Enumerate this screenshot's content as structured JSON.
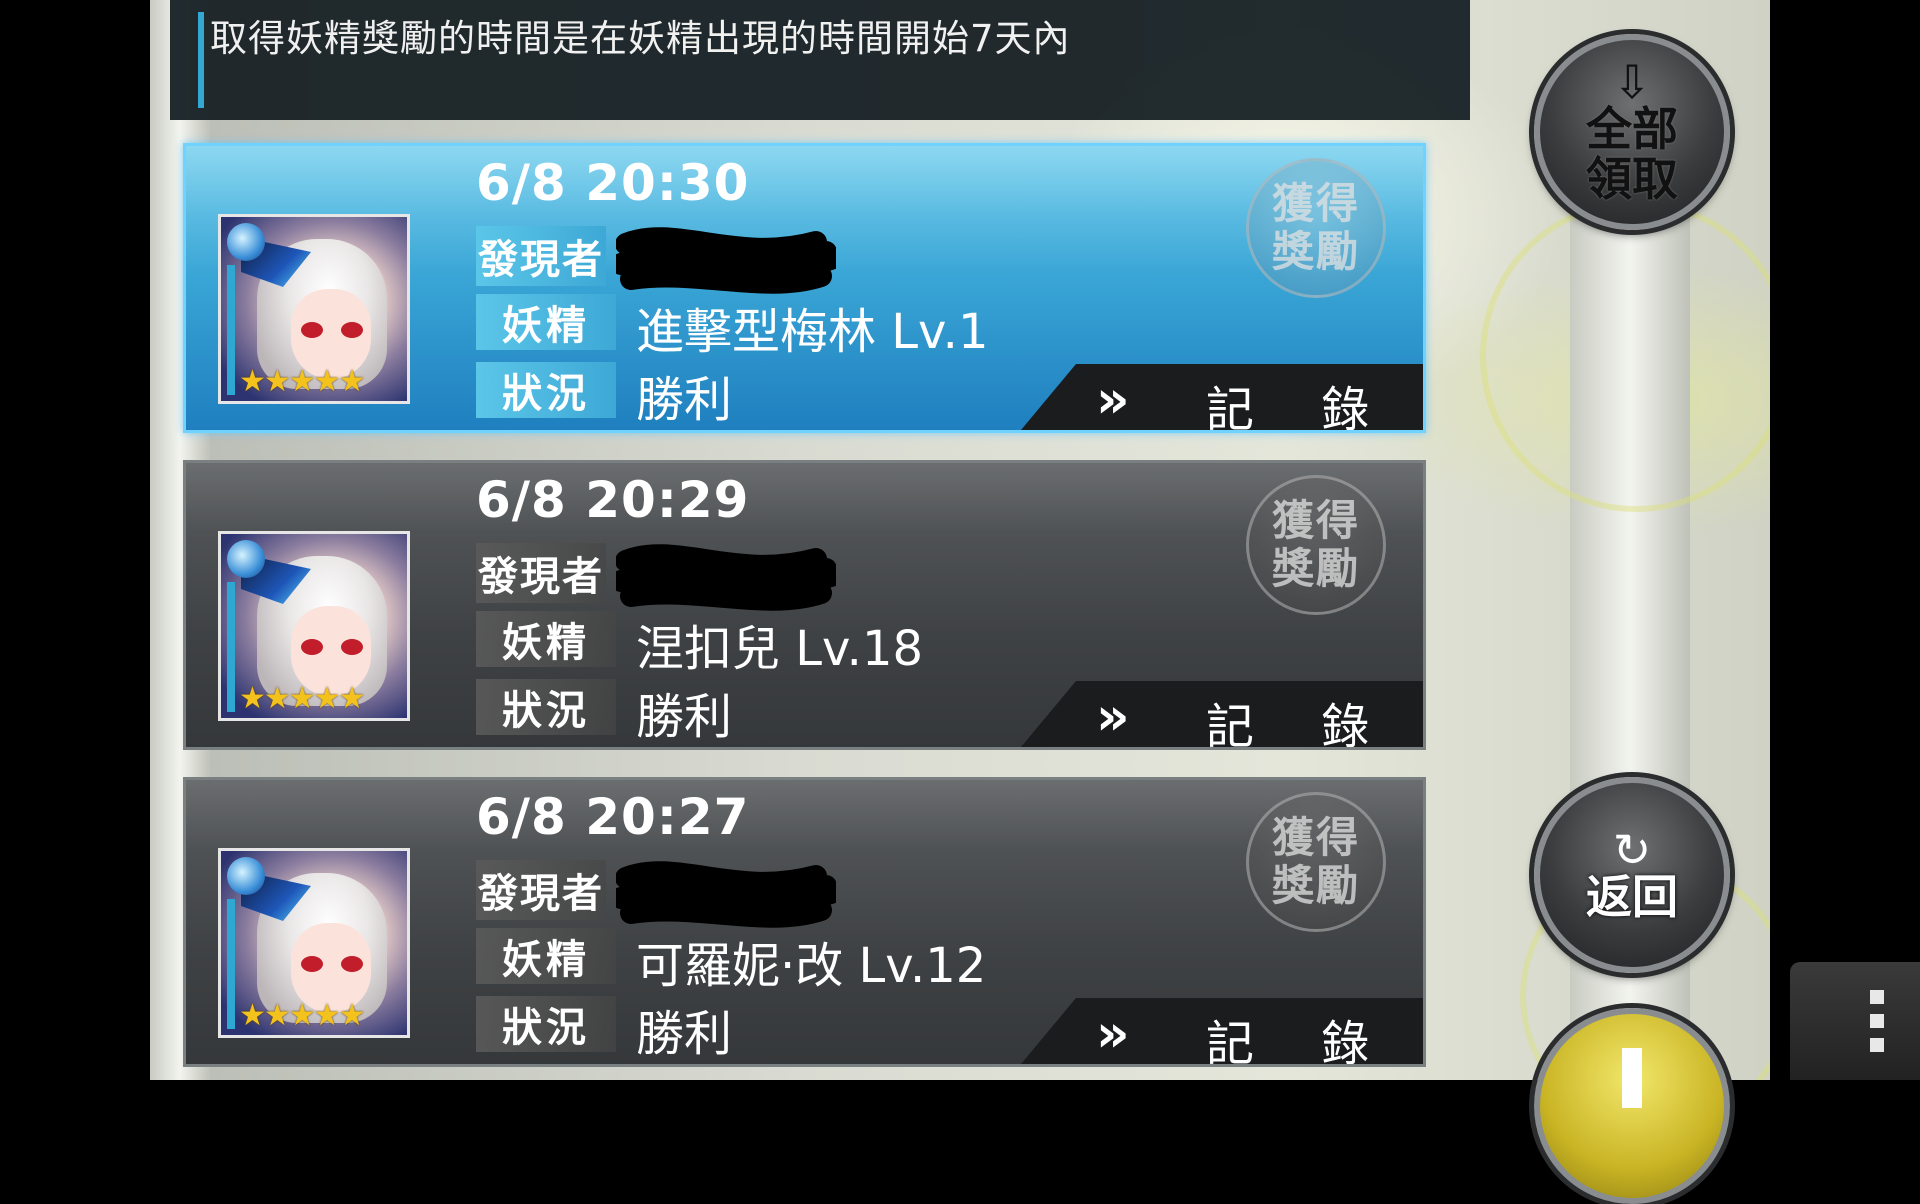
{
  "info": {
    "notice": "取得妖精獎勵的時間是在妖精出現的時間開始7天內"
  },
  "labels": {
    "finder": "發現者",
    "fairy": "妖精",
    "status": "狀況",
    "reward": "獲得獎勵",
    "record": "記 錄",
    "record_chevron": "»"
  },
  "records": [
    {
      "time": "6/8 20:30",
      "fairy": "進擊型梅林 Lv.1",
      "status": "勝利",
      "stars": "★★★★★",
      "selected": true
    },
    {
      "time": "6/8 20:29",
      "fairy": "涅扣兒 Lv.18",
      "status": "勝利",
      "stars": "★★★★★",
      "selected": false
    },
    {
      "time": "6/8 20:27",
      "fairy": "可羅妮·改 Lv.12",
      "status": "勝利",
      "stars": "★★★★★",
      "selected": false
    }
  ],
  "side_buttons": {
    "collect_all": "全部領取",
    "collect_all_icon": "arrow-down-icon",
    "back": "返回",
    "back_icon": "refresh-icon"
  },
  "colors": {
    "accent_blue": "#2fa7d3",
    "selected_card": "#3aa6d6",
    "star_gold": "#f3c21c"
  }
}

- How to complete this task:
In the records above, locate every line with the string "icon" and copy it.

- Solution for this task:
    "collect_all_icon": "arrow-down-icon",
    "back_icon": "refresh-icon"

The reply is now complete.